--- Records provided Enclosed Below ---

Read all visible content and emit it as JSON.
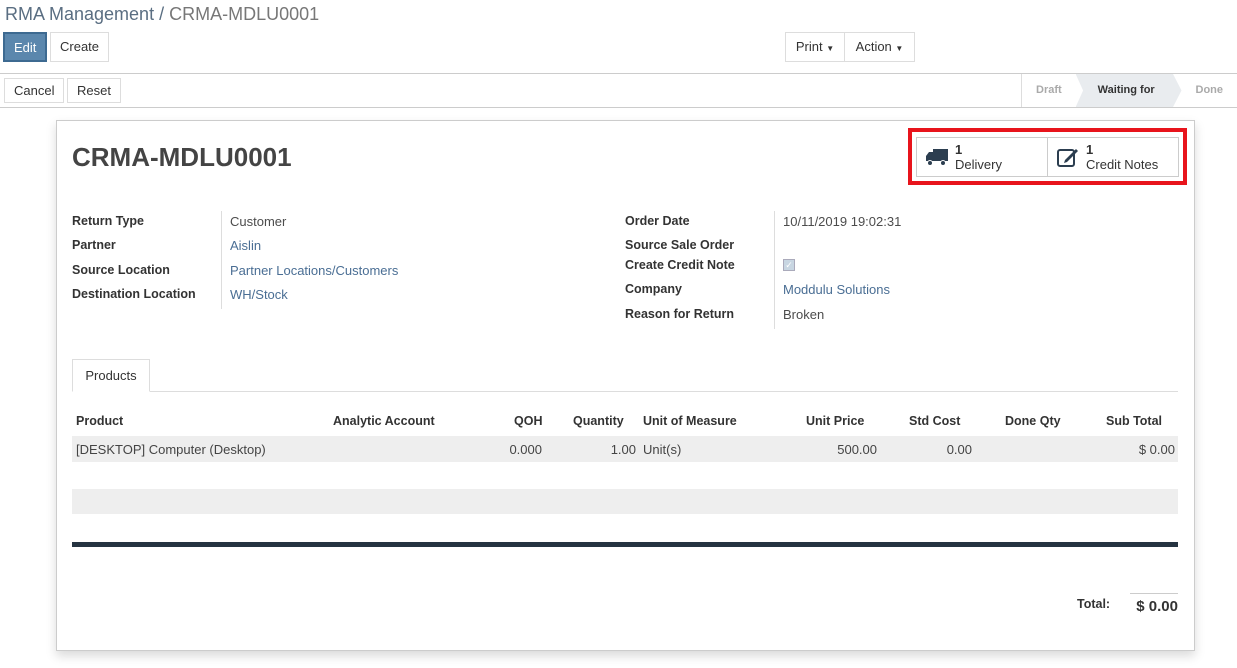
{
  "breadcrumb": {
    "parent": "RMA Management",
    "current": "CRMA-MDLU0001"
  },
  "toolbar": {
    "edit": "Edit",
    "create": "Create",
    "print": "Print",
    "action": "Action",
    "cancel": "Cancel",
    "reset": "Reset"
  },
  "statusbar": {
    "stages": [
      "Draft",
      "Waiting for Product",
      "Done"
    ],
    "active": "Waiting for Product"
  },
  "record": {
    "name": "CRMA-MDLU0001"
  },
  "smart_buttons": [
    {
      "count": "1",
      "label": "Delivery",
      "icon": "truck-icon"
    },
    {
      "count": "1",
      "label": "Credit Notes",
      "icon": "edit-icon"
    }
  ],
  "fields_left": [
    {
      "label": "Return Type",
      "value": "Customer"
    },
    {
      "label": "Partner",
      "value": "Aislin"
    },
    {
      "label": "Source Location",
      "value": "Partner Locations/Customers"
    },
    {
      "label": "Destination Location",
      "value": "WH/Stock"
    }
  ],
  "fields_right": [
    {
      "label": "Order Date",
      "value": "10/11/2019 19:02:31"
    },
    {
      "label": "Source Sale Order",
      "value": ""
    },
    {
      "label": "Create Credit Note",
      "value": true
    },
    {
      "label": "Company",
      "value": "Moddulu Solutions"
    },
    {
      "label": "Reason for Return",
      "value": "Broken"
    }
  ],
  "tabs": [
    "Products"
  ],
  "table": {
    "columns": [
      "Product",
      "Analytic Account",
      "QOH",
      "Quantity",
      "Unit of Measure",
      "Unit Price",
      "Std Cost",
      "Done Qty",
      "Sub Total"
    ],
    "rows": [
      [
        "[DESKTOP] Computer (Desktop)",
        "",
        "0.000",
        "1.00",
        "Unit(s)",
        "500.00",
        "0.00",
        "",
        "$ 0.00"
      ]
    ]
  },
  "total": {
    "label": "Total:",
    "value": "$ 0.00"
  },
  "colors": {
    "primary": "#5b87ad",
    "highlight": "#e8141c"
  }
}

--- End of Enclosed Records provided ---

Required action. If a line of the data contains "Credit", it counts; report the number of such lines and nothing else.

Answer box. 2